____ DATASET ENTRIES

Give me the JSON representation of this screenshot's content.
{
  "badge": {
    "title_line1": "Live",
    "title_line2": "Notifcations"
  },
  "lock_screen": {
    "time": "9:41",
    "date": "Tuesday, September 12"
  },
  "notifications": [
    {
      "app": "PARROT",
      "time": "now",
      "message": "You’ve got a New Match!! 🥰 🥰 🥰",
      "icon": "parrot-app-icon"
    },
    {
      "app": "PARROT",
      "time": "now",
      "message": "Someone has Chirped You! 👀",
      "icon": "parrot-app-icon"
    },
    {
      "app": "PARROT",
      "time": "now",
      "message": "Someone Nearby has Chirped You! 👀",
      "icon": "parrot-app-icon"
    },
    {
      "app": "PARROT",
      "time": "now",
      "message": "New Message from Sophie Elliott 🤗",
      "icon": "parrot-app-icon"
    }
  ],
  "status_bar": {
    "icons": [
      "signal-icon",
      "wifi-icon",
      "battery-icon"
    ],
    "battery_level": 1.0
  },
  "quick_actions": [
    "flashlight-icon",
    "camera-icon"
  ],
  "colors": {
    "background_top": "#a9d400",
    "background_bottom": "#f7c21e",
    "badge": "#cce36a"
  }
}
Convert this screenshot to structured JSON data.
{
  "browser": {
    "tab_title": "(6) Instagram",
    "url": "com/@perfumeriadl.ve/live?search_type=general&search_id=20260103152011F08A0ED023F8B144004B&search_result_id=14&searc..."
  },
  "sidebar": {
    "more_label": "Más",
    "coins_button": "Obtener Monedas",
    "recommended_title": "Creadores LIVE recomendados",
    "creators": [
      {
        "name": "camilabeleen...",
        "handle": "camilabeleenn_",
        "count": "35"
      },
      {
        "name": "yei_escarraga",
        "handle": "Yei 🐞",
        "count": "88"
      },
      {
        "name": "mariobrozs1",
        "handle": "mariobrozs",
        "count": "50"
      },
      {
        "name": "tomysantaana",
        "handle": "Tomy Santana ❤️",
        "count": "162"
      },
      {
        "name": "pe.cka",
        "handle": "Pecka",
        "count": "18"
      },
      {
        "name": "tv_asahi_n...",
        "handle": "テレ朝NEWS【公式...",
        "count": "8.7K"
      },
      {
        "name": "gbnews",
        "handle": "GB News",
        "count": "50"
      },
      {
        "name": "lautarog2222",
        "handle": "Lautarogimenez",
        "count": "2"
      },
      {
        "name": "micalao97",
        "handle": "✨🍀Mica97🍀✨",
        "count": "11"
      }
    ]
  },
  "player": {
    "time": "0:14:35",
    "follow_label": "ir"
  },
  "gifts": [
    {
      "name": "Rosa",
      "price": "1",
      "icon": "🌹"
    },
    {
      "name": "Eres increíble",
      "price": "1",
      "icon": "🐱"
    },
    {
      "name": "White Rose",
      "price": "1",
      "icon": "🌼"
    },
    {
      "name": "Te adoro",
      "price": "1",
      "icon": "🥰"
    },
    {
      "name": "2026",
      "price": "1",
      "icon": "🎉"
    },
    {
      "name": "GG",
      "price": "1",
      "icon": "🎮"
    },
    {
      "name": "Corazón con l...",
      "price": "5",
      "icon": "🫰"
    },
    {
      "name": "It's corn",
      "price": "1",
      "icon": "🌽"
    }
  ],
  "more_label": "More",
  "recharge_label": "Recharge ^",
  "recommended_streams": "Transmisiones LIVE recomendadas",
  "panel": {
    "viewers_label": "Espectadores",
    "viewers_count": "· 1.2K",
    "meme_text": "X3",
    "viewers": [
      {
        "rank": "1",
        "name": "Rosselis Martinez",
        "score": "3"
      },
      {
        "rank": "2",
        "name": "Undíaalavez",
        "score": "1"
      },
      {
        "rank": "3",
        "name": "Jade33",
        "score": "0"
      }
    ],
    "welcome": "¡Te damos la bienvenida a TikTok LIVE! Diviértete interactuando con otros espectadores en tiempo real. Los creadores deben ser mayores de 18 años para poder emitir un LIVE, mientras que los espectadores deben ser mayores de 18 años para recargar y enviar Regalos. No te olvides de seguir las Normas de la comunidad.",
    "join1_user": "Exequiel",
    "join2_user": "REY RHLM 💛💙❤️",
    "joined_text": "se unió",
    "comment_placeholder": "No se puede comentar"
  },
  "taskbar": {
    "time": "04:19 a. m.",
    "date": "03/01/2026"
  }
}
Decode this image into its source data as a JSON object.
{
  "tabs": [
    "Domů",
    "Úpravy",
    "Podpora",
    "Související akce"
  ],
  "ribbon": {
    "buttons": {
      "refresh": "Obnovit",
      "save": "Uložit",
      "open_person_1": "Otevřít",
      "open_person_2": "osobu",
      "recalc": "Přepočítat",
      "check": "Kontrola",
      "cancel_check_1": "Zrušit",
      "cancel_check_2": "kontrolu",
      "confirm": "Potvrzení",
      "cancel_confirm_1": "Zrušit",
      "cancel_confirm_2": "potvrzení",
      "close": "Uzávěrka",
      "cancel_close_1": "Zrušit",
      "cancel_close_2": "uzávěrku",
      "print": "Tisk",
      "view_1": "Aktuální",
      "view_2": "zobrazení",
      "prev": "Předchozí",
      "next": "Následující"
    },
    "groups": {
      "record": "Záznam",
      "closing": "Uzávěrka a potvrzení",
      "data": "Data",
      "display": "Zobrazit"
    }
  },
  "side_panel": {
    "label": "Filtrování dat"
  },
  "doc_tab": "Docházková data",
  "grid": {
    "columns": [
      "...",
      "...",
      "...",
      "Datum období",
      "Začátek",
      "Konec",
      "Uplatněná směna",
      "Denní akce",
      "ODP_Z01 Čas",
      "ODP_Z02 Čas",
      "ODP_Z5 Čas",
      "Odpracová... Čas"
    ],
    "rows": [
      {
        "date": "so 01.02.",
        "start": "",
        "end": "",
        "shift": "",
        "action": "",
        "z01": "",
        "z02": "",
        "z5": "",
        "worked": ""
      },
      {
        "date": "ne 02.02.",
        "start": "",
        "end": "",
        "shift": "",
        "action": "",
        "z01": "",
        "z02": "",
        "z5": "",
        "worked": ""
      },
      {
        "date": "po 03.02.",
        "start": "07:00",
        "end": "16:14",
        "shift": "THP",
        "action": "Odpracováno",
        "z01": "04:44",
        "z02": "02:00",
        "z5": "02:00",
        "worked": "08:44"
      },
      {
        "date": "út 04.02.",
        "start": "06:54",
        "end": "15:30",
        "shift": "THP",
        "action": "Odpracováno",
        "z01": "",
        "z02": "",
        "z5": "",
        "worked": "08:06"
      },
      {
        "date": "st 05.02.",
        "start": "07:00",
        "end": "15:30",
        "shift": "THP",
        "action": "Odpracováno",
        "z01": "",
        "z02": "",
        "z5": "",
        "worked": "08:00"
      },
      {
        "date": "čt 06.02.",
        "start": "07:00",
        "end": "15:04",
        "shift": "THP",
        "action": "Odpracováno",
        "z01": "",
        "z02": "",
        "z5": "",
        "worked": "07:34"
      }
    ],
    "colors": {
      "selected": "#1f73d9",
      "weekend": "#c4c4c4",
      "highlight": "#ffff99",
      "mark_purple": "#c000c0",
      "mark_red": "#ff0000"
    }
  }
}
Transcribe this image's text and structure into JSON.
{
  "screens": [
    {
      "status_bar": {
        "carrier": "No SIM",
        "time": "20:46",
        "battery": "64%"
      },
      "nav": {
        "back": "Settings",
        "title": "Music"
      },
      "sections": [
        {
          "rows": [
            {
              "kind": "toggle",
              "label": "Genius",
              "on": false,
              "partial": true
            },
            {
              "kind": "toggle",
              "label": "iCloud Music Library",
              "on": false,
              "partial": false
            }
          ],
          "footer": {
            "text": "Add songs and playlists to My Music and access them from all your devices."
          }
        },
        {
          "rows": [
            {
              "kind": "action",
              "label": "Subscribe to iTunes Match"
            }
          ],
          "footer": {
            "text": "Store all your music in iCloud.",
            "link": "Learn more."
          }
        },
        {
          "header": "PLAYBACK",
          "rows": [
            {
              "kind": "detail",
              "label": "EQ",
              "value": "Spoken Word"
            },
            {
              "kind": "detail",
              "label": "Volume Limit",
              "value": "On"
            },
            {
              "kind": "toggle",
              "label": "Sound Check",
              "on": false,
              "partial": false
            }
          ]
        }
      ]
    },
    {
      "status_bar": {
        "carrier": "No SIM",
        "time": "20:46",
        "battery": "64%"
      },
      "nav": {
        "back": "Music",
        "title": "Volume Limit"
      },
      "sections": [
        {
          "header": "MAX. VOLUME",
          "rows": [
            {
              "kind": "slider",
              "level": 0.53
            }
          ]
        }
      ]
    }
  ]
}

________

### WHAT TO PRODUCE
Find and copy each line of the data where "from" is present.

### PROBLEM SOLUTION
      "message": "New Message from Sophie Elliott 🤗",
            "text": "Add songs and playlists to My Music and access them from all your devices."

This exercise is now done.